Targeting mitochondrial DNA for development of novel antitumor drugs

UC Ballroom, Pod #2

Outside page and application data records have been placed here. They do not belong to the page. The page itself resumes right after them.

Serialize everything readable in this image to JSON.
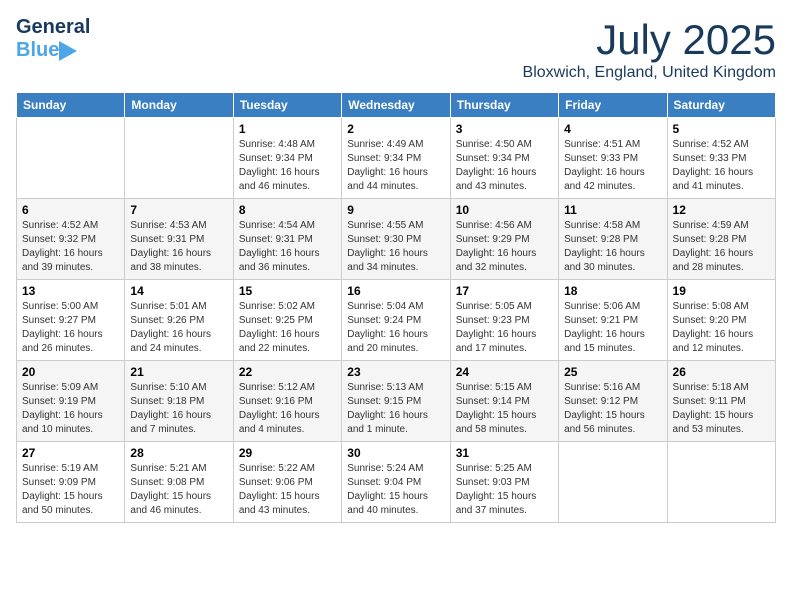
{
  "header": {
    "logo_line1": "General",
    "logo_line2": "Blue",
    "month_title": "July 2025",
    "subtitle": "Bloxwich, England, United Kingdom"
  },
  "days_of_week": [
    "Sunday",
    "Monday",
    "Tuesday",
    "Wednesday",
    "Thursday",
    "Friday",
    "Saturday"
  ],
  "weeks": [
    [
      {
        "num": "",
        "info": ""
      },
      {
        "num": "",
        "info": ""
      },
      {
        "num": "1",
        "info": "Sunrise: 4:48 AM\nSunset: 9:34 PM\nDaylight: 16 hours and 46 minutes."
      },
      {
        "num": "2",
        "info": "Sunrise: 4:49 AM\nSunset: 9:34 PM\nDaylight: 16 hours and 44 minutes."
      },
      {
        "num": "3",
        "info": "Sunrise: 4:50 AM\nSunset: 9:34 PM\nDaylight: 16 hours and 43 minutes."
      },
      {
        "num": "4",
        "info": "Sunrise: 4:51 AM\nSunset: 9:33 PM\nDaylight: 16 hours and 42 minutes."
      },
      {
        "num": "5",
        "info": "Sunrise: 4:52 AM\nSunset: 9:33 PM\nDaylight: 16 hours and 41 minutes."
      }
    ],
    [
      {
        "num": "6",
        "info": "Sunrise: 4:52 AM\nSunset: 9:32 PM\nDaylight: 16 hours and 39 minutes."
      },
      {
        "num": "7",
        "info": "Sunrise: 4:53 AM\nSunset: 9:31 PM\nDaylight: 16 hours and 38 minutes."
      },
      {
        "num": "8",
        "info": "Sunrise: 4:54 AM\nSunset: 9:31 PM\nDaylight: 16 hours and 36 minutes."
      },
      {
        "num": "9",
        "info": "Sunrise: 4:55 AM\nSunset: 9:30 PM\nDaylight: 16 hours and 34 minutes."
      },
      {
        "num": "10",
        "info": "Sunrise: 4:56 AM\nSunset: 9:29 PM\nDaylight: 16 hours and 32 minutes."
      },
      {
        "num": "11",
        "info": "Sunrise: 4:58 AM\nSunset: 9:28 PM\nDaylight: 16 hours and 30 minutes."
      },
      {
        "num": "12",
        "info": "Sunrise: 4:59 AM\nSunset: 9:28 PM\nDaylight: 16 hours and 28 minutes."
      }
    ],
    [
      {
        "num": "13",
        "info": "Sunrise: 5:00 AM\nSunset: 9:27 PM\nDaylight: 16 hours and 26 minutes."
      },
      {
        "num": "14",
        "info": "Sunrise: 5:01 AM\nSunset: 9:26 PM\nDaylight: 16 hours and 24 minutes."
      },
      {
        "num": "15",
        "info": "Sunrise: 5:02 AM\nSunset: 9:25 PM\nDaylight: 16 hours and 22 minutes."
      },
      {
        "num": "16",
        "info": "Sunrise: 5:04 AM\nSunset: 9:24 PM\nDaylight: 16 hours and 20 minutes."
      },
      {
        "num": "17",
        "info": "Sunrise: 5:05 AM\nSunset: 9:23 PM\nDaylight: 16 hours and 17 minutes."
      },
      {
        "num": "18",
        "info": "Sunrise: 5:06 AM\nSunset: 9:21 PM\nDaylight: 16 hours and 15 minutes."
      },
      {
        "num": "19",
        "info": "Sunrise: 5:08 AM\nSunset: 9:20 PM\nDaylight: 16 hours and 12 minutes."
      }
    ],
    [
      {
        "num": "20",
        "info": "Sunrise: 5:09 AM\nSunset: 9:19 PM\nDaylight: 16 hours and 10 minutes."
      },
      {
        "num": "21",
        "info": "Sunrise: 5:10 AM\nSunset: 9:18 PM\nDaylight: 16 hours and 7 minutes."
      },
      {
        "num": "22",
        "info": "Sunrise: 5:12 AM\nSunset: 9:16 PM\nDaylight: 16 hours and 4 minutes."
      },
      {
        "num": "23",
        "info": "Sunrise: 5:13 AM\nSunset: 9:15 PM\nDaylight: 16 hours and 1 minute."
      },
      {
        "num": "24",
        "info": "Sunrise: 5:15 AM\nSunset: 9:14 PM\nDaylight: 15 hours and 58 minutes."
      },
      {
        "num": "25",
        "info": "Sunrise: 5:16 AM\nSunset: 9:12 PM\nDaylight: 15 hours and 56 minutes."
      },
      {
        "num": "26",
        "info": "Sunrise: 5:18 AM\nSunset: 9:11 PM\nDaylight: 15 hours and 53 minutes."
      }
    ],
    [
      {
        "num": "27",
        "info": "Sunrise: 5:19 AM\nSunset: 9:09 PM\nDaylight: 15 hours and 50 minutes."
      },
      {
        "num": "28",
        "info": "Sunrise: 5:21 AM\nSunset: 9:08 PM\nDaylight: 15 hours and 46 minutes."
      },
      {
        "num": "29",
        "info": "Sunrise: 5:22 AM\nSunset: 9:06 PM\nDaylight: 15 hours and 43 minutes."
      },
      {
        "num": "30",
        "info": "Sunrise: 5:24 AM\nSunset: 9:04 PM\nDaylight: 15 hours and 40 minutes."
      },
      {
        "num": "31",
        "info": "Sunrise: 5:25 AM\nSunset: 9:03 PM\nDaylight: 15 hours and 37 minutes."
      },
      {
        "num": "",
        "info": ""
      },
      {
        "num": "",
        "info": ""
      }
    ]
  ]
}
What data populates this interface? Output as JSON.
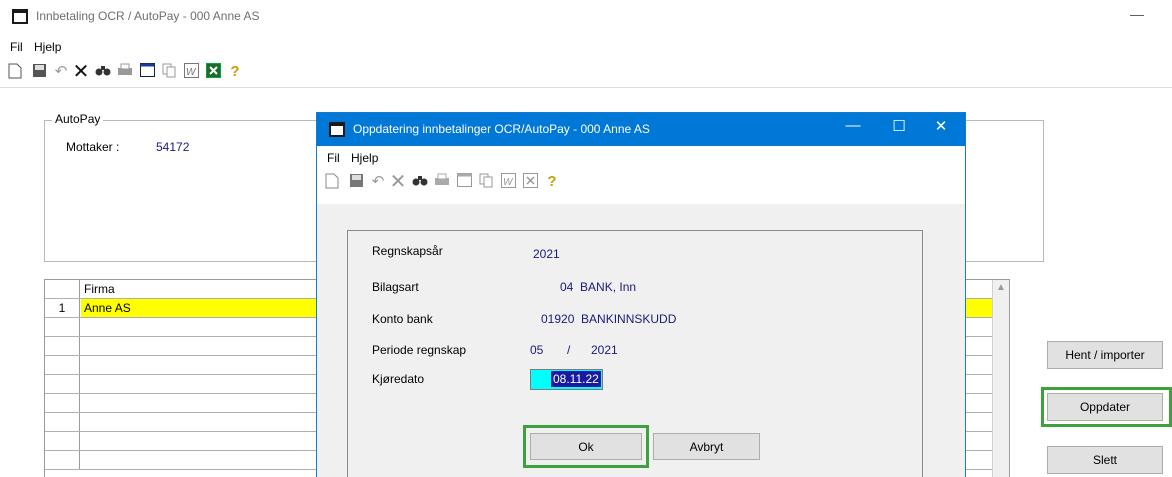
{
  "main": {
    "title": "Innbetaling OCR / AutoPay - 000 Anne AS",
    "minimize_glyph": "—",
    "menu": [
      "Fil",
      "Hjelp"
    ],
    "autopay": {
      "legend": "AutoPay",
      "mottaker_label": "Mottaker :",
      "mottaker_value": "54172"
    },
    "grid": {
      "header": "Firma",
      "rows": [
        {
          "num": "1",
          "firma": "Anne AS"
        }
      ]
    },
    "buttons": {
      "hent": "Hent / importer",
      "oppdater": "Oppdater",
      "slett": "Slett"
    }
  },
  "dialog": {
    "title": "Oppdatering innbetalinger OCR/AutoPay - 000 Anne AS",
    "menu": [
      "Fil",
      "Hjelp"
    ],
    "fields": {
      "regnskapsar_label": "Regnskapsår",
      "regnskapsar_value": "2021",
      "bilagsart_label": "Bilagsart",
      "bilagsart_value": "04  BANK, Inn",
      "konto_label": "Konto bank",
      "konto_value": "01920  BANKINNSKUDD",
      "periode_label": "Periode regnskap",
      "periode_month": "05",
      "periode_sep": "/",
      "periode_year": "2021",
      "kjoredato_label": "Kjøredato",
      "kjoredato_value": "08.11.22"
    },
    "buttons": {
      "ok": "Ok",
      "avbryt": "Avbryt"
    }
  },
  "icons": [
    "new-file-icon",
    "save-icon",
    "undo-icon",
    "delete-icon",
    "find-icon",
    "print-icon",
    "calendar-icon",
    "copy-icon",
    "word-icon",
    "excel-icon",
    "help-icon"
  ],
  "colors": {
    "dialog_titlebar": "#0078d7",
    "selected_row": "#ffff00",
    "date_field": "#00ffff",
    "highlight_frame": "#3ea13e"
  }
}
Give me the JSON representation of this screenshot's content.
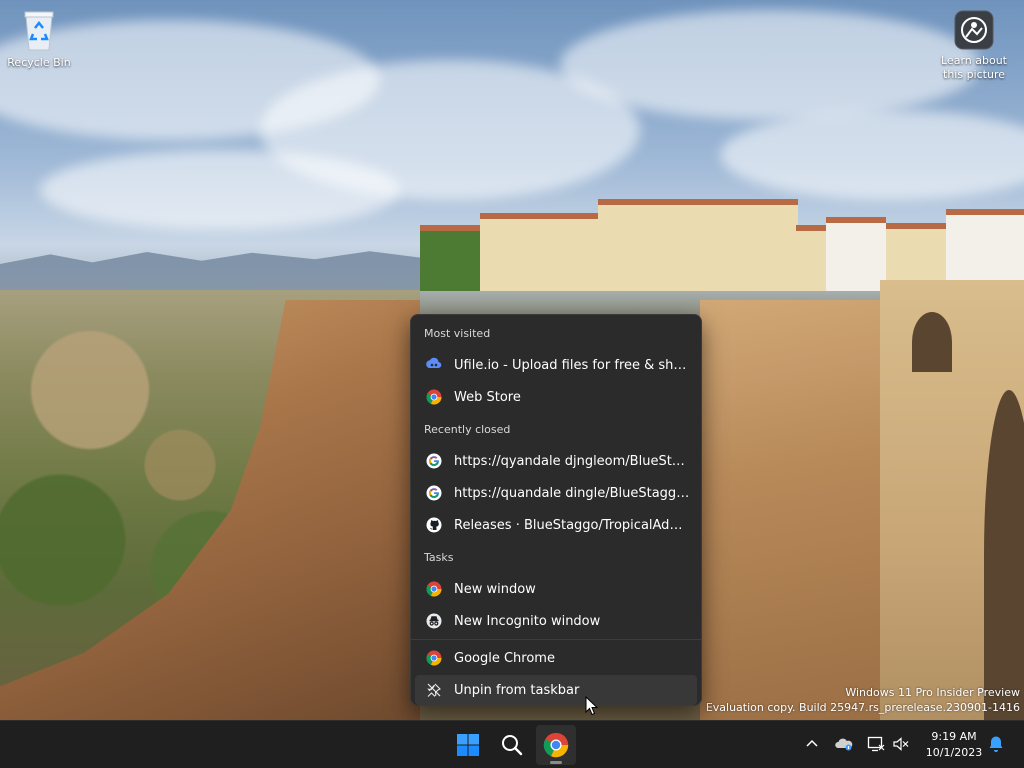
{
  "desktop": {
    "icons": [
      {
        "label": "Recycle Bin",
        "icon": "recycle-bin-icon"
      },
      {
        "label": "Learn about this picture",
        "icon": "learn-about-picture-icon"
      }
    ],
    "watermark": {
      "line1": "Windows 11 Pro Insider Preview",
      "line2": "Evaluation copy. Build 25947.rs_prerelease.230901-1416"
    }
  },
  "jumplist": {
    "sections": [
      {
        "header": "Most visited",
        "items": [
          {
            "label": "Ufile.io - Upload files for free & share them",
            "icon": "ufile-icon"
          },
          {
            "label": "Web Store",
            "icon": "chrome-icon"
          }
        ]
      },
      {
        "header": "Recently closed",
        "items": [
          {
            "label": "https://qyandale djngleom/BlueStaggo/TropicalAdventure",
            "icon": "google-icon"
          },
          {
            "label": "https://quandale dingle/BlueStaggo/TropicalAdventure",
            "icon": "google-icon"
          },
          {
            "label": "Releases · BlueStaggo/TropicalAdventure",
            "icon": "github-icon"
          }
        ]
      },
      {
        "header": "Tasks",
        "items": [
          {
            "label": "New window",
            "icon": "chrome-icon"
          },
          {
            "label": "New Incognito window",
            "icon": "incognito-icon"
          }
        ]
      }
    ],
    "app_items": [
      {
        "label": "Google Chrome",
        "icon": "chrome-icon"
      },
      {
        "label": "Unpin from taskbar",
        "icon": "unpin-icon"
      }
    ]
  },
  "taskbar": {
    "buttons": [
      {
        "name": "Start",
        "icon": "windows-start-icon"
      },
      {
        "name": "Search",
        "icon": "search-icon"
      },
      {
        "name": "Google Chrome",
        "icon": "chrome-icon"
      }
    ],
    "tray": {
      "icons": [
        "chevron-up-icon",
        "onedrive-icon",
        "network-icon",
        "volume-muted-icon",
        "notification-bell-icon"
      ]
    },
    "clock": {
      "time": "9:19 AM",
      "date": "10/1/2023"
    }
  },
  "colors": {
    "menu_bg": "#2b2b2b",
    "taskbar_bg": "#1f1f1f",
    "windows_blue": "#1a8cff",
    "chrome_red": "#db4437",
    "chrome_yellow": "#f4b400",
    "chrome_green": "#0f9d58",
    "chrome_blue": "#4285f4"
  }
}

Mitochondria are responsible for the vast majority of energy metabolism in healthy cells and this is often considered their primary function. However, their role routinely changes in tumor cells where mitochondrial metabolism is no longer the major pathway used to produce energy; this shift in metabolism has been named the “Warburg effect”. This metabolic reprogramming has been suggested to also suppress another function of mitochondria in cells where they act as the gatekeeper to the intrinsic pathway of apoptosis, also known as programmed cell death. In order for tumor cells to survive, they must evade apoptosis and this is often referred to as a “hallmark of cancer”. With this in mind, targeting mitochondria for treatment of cancer is an emerging strategy suggested by several high impact reviews as a route to develop more selective therapies. Mitochondria possess their own separate genome, and mutations in mitochondrial DNA (mtDNA) are associated with various diseases including cancer. One strategy for inducing apoptosis in tumor cells involves disrupting transcription and/or replication of mtDNA. In the past decade, much research has been focused on a tertiary structure formed by DNA known as a guanine-quadruplex. Quadruplexes found in nuclear DNA have been demonstrated previously to effect expression of oncogenes and to inhibit telomerase activity, both of which contribute to the pathology of cancer. More recently however, quadruplexes have also been shown to form in mtDNA and are suspected to play a major role in mitochondrial genome homeostasis. A region of mtDNA known as conserved sequence block II (CSB II) has been reported to form a hybrid quadruplex (HQ) and to act as a switch that halts transcription, allowing formation of primers and initiation of mtDNA replication. Deletions in mtDNA have also been shown to occur in close proximity to quadruplexes and these structures are believed to act as “breakpoints”, or regions of increased DNA instability. These reports in the literature have informed the development of a novel class of antitumor compounds, the anthracenyl isoxazole amides (AIMs), which we have reported previously to inhibit the growth of SNB-19 glioblastoma cells at low micromolar to high nanomolar concentrations (10’BiPhenOxy AIM IC50 = 0.67 µM). The AIMs were originally designed to target quadruplexes found in nuclear DNA, however our laboratory has demonstrated that the majority of the AIMs do not enter the nucleus and rather concentrate in the mitochondria of SNB-19 cells. This has lead us to begin examining potential quadruplex targets found in mtDNA. Using a previously published quantitative PCR assay, we have shown the AIMs cause an increase in mtDNA damage following treatment at multiple time-points (3, 6, 12, & 24 hours) preceding the induction of apoptosis. Our laboratory is also working to crystallize the CSB II HQ in the presence and absence of the AIMs. This work will allow us to develop a structure-activity relationship to aid in further synthetic refinement of the AIMs to selectively target the CSB II HQ as a method to prevent mtDNA replication and induce apoptosis in tumor cells.